According to news reports today, the ordinance might be revisited at the next council meeting to make the distance five feet instead of the 15 as was passed Tuesday.

Another issue the council dealt with was the appropriation of $150 thousand in additional funds to the council budget.

Armstrong gave to the other members a list that showed the proposed expenditure allocation of the monies.

See here the memo.

It passed 4-1, with Ezernack the lone no vote.

After the meeting, it was reported that City Attorney Nanci Summersgill erred in styling the proposal as a resolution, instead of an ordinance.

It will have to be re-voted at the next meeting, she said.

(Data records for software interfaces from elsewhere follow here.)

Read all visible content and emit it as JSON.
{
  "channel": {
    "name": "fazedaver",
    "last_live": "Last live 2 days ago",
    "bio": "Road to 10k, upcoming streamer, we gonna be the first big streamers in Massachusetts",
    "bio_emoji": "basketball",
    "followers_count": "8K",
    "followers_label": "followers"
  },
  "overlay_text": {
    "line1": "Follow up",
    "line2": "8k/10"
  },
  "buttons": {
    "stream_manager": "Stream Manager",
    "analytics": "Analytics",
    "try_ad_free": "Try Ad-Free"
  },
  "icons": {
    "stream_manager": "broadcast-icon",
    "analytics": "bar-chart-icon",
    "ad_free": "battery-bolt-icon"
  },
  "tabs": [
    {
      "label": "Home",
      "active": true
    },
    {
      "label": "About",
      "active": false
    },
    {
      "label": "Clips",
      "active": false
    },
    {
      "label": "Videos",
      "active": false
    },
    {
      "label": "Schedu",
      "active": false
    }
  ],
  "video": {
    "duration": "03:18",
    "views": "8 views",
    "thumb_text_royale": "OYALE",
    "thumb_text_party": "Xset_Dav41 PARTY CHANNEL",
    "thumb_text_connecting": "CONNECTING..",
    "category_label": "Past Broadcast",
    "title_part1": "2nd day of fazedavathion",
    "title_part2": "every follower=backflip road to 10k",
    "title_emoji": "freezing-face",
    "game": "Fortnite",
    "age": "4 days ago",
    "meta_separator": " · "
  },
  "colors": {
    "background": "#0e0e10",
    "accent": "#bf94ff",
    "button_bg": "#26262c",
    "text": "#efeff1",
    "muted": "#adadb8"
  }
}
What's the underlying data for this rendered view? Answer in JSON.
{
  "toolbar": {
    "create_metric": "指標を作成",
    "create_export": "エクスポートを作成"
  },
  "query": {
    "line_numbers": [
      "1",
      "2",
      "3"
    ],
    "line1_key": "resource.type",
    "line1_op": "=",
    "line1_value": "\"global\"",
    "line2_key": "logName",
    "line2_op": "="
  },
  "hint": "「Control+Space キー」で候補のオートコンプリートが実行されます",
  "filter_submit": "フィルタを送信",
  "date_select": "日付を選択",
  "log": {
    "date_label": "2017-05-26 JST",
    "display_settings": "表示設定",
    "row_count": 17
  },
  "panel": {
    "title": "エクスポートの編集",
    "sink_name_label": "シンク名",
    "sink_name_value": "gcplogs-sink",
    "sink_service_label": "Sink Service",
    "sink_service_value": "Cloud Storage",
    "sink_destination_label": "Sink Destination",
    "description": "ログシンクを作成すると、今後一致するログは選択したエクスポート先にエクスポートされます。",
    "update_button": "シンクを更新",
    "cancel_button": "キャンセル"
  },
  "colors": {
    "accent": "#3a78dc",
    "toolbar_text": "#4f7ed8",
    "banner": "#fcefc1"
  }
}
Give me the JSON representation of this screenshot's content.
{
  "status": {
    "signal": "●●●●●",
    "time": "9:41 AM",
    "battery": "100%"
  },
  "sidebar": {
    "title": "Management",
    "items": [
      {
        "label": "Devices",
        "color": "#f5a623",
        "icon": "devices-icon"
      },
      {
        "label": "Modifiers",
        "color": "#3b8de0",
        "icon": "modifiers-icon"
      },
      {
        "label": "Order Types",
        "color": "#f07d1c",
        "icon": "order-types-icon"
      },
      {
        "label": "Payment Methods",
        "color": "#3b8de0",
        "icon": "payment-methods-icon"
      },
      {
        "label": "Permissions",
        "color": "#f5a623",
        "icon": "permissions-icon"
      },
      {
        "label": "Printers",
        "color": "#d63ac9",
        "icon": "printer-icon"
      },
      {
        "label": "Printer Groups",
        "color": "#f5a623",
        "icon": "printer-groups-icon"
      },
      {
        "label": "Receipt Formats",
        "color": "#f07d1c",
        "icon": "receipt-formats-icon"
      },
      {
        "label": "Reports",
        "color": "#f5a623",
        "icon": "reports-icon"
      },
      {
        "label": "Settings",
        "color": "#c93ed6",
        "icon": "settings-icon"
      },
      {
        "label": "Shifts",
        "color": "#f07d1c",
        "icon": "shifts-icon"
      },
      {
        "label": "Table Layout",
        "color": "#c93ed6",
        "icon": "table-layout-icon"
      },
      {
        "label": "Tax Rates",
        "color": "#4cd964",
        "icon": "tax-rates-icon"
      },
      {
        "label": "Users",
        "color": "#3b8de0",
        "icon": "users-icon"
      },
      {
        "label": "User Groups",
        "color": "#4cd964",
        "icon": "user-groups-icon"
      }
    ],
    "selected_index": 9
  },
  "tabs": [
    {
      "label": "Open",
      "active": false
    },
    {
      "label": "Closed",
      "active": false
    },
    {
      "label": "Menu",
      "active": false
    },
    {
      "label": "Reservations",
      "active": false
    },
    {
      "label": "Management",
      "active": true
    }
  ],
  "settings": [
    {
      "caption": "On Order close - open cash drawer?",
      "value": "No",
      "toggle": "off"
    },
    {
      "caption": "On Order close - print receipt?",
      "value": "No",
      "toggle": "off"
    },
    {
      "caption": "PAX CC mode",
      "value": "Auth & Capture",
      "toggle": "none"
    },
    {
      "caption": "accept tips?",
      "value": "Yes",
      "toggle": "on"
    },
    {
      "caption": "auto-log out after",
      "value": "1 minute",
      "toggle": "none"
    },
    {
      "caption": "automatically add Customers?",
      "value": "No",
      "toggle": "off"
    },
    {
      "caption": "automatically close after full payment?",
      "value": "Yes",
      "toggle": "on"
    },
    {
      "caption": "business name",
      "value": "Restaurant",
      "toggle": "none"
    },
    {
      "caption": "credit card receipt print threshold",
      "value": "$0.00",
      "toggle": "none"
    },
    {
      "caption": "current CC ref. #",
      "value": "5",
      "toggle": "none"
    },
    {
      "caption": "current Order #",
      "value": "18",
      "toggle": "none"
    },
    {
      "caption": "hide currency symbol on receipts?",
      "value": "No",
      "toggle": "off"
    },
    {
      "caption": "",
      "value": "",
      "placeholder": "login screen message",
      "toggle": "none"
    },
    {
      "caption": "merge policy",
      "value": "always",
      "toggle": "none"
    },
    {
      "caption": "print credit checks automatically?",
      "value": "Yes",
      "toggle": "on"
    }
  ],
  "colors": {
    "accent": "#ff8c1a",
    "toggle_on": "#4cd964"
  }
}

Second Circuit Decision on FA

09/26/2013

Before Drew, Lolley, and Garrett, JJ.

On the showing made, exercise of our supervisory jurisdiction is not warranted. Review of the application reveals that the substitute independent fiscal administrator was made in compliance with LA RS 39:1351.

See here the document.

Defense Appeal to Remove FA Folden Fails

09/26/2013

A motion filed late last week by the defense team for former Jonesboro mayor Leslie Thompson opposing the appointment of Kenneth Folden as the town’s Fiscal Administrator has been denied by the Second Circuit Court of Appeals, sources have told Lincoln Parish News Online.

Also, Monroe City Court Judge Tammy Lee has “lawyered up,” in response to the controversy regarding her trip to Jonesboro last week where she administered an oath of office to Thompson’s wife Yoshi.

The attorney, George Britton, has released a statement about the issue.

KNOE-TV8 News has the story.

Lincoln Parish Detention Center Commission Friday

09/26/2013

The Lincoln Parish Detention Center Commission will meet Friday, September 27, 1:30 PM, Lincoln Parish Court House, third floor.

See here the agenda.

Jonesboro oath of office investigation

09/25/2013

KNOE-TV8 News
By Nolan Crane, Reporter

MONROE, La. (KNOE 8 News) – The controversy in Jonesboro continues and is expanding. Our Nolan Crane spoke with a state senator and former judge who says Monroe taxpayer dollars might have been misused in the process of swearing in Yoshi Thompson as Jonesboro’s interim mayor.

Bob Kostelka says he was shocked when he heard that Judge Tammy Lee asked to recant her swearing in of Yoshi Thompson. He also pretty certain Monroe taxpayer dollars were likely misused in the process.

It is unclear how many Monroe taxpayer dollars were used when Yoshi Thompson was sworn in as Jonesboro’s interim mayor. These photos clearly show Monroe City Court Judge Tammy Lee administering the oath and signing the documents.

Click here for the full story and video.

Lincoln Parish Fire District Meeting Thursday

09/25/2013

A special meeting of the Lincoln Parish Fire Protection District No. 1 Board of Commissioners has been called for Thursday, September 26, 3:00 PM, Police Jury Conference Room, Lincoln Parish Court House, third floor.

See here the agenda.

Judge: Thompson Would Continue to “Meddle”

09/25/2013

If left out on bond, former Jonesboro mayor Leslie Thompson would try to run the town as if he were still mayor, Second Judicial (Bienville, Claiborne, Jackson Parishes) District Division B Judge Jimmy Teat wrote in his Reason’s for Judgement yesterday.

Thompson’s bond was revoked by Teat’s ruling and Thompson will remain in jail until his formal sentencing set for November 13.

See here the document.

Wrote Teat:

It is this Court’s opinion that if this Court did not revoke the defendant’s bond that he would continue to flagrantly disregard the law and would continue to make every effort to “meddle” into the affairs of the Town of Jonesboro to the point where the fiscal administrator would be prohibited from doing his job that he has been appointed to do.

And,

In reading the statements that the defendant herein made to the media as well as the statement he made at the city council meeting one can easily conclude that his intentions were to exercise control over the government of the Town of Jonesboro.

Teat also noted,

It is also this Court’s opinion that having the town council vote in any manner would unquestionably be an official act, duty, and/or function. It would also be this Court’s opinion that having the town council vote in favor of and supporting a given recommendation by the defendant herein is clearly an emolument and privilege of the office.